» Work request
Say how many lines in the entries contain "year", giving only the number.

(Beginning of The records)

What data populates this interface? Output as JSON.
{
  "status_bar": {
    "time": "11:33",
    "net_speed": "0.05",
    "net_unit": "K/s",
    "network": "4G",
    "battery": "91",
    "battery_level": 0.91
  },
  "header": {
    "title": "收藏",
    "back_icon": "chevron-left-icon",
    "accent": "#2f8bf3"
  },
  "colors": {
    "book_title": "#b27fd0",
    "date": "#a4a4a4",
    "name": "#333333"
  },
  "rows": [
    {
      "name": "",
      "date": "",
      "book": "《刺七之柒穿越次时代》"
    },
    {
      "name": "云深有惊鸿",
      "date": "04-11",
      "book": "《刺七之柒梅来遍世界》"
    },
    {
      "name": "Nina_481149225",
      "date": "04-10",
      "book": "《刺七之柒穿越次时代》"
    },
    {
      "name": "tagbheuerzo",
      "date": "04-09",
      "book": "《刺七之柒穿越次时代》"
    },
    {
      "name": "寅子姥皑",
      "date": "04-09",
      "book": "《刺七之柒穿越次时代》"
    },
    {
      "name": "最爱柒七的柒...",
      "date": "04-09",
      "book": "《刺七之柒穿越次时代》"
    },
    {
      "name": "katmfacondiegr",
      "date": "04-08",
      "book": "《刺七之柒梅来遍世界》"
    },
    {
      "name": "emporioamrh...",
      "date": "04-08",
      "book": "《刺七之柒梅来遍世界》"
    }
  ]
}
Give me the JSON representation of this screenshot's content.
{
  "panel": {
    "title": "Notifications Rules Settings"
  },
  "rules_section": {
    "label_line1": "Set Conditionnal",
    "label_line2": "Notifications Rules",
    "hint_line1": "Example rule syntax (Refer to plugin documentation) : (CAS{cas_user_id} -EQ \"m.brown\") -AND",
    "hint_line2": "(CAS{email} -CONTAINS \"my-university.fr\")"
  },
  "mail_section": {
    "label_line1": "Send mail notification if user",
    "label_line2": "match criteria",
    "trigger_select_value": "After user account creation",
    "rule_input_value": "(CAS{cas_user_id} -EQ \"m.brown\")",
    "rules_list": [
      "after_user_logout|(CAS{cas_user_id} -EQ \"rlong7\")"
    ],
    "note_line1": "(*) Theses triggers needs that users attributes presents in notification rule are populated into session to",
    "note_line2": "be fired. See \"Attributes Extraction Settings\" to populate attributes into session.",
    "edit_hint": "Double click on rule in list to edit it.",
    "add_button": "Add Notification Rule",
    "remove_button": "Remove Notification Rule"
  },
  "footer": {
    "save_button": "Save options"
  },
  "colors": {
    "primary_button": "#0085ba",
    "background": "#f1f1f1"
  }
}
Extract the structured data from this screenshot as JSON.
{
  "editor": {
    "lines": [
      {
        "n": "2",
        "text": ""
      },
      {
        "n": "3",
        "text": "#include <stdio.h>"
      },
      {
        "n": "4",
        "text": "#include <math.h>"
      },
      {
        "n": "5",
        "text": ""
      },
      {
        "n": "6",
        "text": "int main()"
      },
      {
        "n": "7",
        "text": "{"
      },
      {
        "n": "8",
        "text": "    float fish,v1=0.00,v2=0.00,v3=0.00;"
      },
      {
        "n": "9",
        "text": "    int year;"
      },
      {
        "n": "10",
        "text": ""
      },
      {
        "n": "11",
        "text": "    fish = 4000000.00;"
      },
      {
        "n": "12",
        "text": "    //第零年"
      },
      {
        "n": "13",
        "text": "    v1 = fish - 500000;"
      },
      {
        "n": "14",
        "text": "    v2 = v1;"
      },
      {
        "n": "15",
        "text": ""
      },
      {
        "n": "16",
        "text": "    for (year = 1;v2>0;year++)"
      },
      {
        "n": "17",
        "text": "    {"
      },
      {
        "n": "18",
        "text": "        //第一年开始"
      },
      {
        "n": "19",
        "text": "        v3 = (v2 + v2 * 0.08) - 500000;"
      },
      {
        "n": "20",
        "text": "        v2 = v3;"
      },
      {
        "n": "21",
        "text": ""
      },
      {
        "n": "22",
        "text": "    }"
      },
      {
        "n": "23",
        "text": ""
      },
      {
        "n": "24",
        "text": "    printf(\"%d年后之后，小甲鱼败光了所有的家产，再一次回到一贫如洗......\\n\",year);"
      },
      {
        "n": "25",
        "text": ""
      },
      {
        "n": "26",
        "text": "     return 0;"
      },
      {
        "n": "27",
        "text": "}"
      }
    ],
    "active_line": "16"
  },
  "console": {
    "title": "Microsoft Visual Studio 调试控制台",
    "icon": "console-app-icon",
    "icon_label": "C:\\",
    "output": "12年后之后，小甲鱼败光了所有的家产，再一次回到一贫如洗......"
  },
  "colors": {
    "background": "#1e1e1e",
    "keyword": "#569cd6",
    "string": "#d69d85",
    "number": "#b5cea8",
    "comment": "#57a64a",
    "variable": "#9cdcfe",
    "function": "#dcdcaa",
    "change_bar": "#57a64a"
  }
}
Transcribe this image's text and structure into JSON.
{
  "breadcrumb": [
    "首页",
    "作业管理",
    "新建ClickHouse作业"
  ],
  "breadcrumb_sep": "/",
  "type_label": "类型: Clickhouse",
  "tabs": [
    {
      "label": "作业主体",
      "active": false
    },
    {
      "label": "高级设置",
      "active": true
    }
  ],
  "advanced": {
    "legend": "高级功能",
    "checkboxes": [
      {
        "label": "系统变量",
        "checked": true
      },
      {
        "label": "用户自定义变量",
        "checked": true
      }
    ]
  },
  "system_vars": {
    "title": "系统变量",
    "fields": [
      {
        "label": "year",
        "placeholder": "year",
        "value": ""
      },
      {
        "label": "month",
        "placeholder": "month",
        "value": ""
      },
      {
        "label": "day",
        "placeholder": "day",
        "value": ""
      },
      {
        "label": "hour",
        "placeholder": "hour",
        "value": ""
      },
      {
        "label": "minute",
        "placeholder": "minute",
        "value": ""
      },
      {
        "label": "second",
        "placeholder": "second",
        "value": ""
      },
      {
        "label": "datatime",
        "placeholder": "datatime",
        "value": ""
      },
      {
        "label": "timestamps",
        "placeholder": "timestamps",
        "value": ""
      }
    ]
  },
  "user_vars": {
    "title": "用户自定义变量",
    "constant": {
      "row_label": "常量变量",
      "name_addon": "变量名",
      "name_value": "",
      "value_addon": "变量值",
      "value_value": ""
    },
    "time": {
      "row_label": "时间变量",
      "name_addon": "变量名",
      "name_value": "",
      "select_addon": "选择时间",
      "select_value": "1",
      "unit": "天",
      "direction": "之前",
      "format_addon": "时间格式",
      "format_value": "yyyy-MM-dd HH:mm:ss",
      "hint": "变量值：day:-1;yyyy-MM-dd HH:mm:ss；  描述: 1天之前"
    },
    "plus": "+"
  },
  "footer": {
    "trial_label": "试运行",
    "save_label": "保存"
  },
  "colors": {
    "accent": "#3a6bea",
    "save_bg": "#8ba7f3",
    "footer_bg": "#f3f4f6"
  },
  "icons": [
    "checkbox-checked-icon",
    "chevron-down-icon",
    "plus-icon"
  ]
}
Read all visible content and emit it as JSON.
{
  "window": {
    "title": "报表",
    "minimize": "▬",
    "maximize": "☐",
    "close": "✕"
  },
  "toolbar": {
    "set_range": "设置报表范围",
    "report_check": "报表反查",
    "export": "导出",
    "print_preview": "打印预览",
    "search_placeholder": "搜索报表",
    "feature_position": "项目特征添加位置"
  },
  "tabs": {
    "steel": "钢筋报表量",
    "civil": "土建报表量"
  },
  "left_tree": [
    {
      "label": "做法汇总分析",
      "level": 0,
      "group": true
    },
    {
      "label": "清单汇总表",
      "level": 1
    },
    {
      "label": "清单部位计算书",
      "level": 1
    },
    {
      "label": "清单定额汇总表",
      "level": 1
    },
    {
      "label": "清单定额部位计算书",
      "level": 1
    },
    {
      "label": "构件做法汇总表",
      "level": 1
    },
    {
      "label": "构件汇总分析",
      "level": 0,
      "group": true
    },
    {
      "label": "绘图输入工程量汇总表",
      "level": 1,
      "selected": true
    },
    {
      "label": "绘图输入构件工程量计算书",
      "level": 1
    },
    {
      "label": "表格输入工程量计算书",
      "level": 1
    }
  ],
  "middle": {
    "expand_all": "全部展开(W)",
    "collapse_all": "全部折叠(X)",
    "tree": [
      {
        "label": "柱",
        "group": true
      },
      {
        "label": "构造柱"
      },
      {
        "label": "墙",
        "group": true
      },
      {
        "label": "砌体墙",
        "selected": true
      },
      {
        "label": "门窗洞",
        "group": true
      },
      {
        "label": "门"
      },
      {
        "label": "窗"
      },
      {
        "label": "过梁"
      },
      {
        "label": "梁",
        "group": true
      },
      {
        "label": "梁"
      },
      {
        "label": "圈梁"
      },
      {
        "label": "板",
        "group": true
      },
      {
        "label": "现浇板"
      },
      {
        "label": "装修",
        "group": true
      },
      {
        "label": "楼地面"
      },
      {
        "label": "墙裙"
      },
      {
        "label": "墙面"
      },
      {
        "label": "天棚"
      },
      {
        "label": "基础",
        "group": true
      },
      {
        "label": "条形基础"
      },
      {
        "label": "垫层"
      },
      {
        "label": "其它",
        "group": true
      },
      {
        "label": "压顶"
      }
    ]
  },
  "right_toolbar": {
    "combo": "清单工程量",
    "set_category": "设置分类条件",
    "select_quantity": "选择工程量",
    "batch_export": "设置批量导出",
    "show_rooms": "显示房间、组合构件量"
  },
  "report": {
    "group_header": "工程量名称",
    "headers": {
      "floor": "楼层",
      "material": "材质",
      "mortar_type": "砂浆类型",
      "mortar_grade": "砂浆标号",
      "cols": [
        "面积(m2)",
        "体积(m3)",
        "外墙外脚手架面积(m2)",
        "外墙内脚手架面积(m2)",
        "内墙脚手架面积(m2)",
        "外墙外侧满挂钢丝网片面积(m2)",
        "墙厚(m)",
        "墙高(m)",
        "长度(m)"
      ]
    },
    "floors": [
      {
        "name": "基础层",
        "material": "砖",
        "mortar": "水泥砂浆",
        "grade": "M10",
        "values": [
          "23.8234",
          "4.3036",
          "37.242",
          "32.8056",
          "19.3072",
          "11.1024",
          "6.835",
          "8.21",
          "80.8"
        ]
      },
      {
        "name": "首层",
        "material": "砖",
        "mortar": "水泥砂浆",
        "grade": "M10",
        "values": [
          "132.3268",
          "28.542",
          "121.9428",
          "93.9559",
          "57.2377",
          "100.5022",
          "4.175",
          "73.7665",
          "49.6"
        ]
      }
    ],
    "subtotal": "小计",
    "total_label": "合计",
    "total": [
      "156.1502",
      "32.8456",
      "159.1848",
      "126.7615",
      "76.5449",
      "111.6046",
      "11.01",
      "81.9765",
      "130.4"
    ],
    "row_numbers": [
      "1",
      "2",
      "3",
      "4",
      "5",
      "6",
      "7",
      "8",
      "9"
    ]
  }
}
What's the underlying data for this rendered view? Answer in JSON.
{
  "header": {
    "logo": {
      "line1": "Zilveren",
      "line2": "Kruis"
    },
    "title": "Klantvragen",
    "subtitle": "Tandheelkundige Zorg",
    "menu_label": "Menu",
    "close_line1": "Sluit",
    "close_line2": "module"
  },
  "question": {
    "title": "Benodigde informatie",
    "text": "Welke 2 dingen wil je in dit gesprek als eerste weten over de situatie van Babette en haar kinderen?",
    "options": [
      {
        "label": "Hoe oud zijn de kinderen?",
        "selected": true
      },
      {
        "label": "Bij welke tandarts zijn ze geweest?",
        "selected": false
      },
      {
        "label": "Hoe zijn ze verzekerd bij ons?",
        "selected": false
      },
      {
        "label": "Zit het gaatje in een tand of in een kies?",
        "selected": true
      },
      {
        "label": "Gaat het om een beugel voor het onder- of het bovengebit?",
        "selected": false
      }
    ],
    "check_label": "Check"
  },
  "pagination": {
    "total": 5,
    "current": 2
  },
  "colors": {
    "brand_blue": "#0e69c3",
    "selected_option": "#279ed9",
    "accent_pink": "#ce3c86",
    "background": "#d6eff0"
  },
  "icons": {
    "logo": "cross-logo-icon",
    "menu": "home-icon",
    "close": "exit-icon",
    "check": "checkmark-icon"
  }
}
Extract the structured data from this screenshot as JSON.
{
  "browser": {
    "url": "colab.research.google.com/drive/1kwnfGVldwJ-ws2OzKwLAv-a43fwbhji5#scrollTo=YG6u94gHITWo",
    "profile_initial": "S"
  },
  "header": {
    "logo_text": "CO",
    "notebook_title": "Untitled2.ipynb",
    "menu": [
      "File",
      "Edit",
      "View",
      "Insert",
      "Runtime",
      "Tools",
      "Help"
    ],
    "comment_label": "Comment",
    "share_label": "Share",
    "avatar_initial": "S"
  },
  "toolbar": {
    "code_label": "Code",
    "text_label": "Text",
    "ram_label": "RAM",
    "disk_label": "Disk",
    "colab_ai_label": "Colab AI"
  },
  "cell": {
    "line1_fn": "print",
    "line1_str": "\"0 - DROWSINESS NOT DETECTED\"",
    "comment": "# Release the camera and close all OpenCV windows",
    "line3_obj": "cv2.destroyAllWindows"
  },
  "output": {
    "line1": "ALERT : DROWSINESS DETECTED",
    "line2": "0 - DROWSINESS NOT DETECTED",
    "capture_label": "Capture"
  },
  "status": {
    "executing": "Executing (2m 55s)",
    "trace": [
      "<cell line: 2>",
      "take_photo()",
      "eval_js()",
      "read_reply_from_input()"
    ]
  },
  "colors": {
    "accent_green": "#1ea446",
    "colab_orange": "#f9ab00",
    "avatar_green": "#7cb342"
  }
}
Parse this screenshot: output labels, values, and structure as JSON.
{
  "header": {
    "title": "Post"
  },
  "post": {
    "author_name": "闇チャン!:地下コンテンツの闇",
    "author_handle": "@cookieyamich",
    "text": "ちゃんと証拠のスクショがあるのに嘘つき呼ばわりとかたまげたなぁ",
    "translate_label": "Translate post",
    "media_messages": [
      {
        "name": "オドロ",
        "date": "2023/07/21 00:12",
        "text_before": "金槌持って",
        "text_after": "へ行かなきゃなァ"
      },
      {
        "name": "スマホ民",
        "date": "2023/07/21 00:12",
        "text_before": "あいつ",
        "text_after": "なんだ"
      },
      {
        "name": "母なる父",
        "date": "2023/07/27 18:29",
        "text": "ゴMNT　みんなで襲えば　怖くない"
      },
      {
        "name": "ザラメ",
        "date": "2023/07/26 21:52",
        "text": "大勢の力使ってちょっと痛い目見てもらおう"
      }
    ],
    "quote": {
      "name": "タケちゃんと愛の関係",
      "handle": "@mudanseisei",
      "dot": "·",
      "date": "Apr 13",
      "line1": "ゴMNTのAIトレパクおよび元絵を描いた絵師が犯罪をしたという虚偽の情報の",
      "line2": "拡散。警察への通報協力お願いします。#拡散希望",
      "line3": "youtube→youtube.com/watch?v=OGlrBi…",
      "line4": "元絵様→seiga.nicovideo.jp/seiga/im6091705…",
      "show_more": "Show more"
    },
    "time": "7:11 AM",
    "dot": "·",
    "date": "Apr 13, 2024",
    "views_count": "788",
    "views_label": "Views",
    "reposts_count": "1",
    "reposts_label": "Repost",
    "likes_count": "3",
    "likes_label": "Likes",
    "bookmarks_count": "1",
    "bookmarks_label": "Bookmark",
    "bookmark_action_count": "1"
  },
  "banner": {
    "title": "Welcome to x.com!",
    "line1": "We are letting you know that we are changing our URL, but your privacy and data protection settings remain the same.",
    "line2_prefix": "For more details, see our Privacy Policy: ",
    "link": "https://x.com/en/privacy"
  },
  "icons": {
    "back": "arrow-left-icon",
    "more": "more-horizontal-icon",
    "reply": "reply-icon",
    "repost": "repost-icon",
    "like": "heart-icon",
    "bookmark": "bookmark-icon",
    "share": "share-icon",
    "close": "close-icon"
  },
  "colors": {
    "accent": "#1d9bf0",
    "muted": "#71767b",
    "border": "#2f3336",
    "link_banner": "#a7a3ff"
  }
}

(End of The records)

» Output
5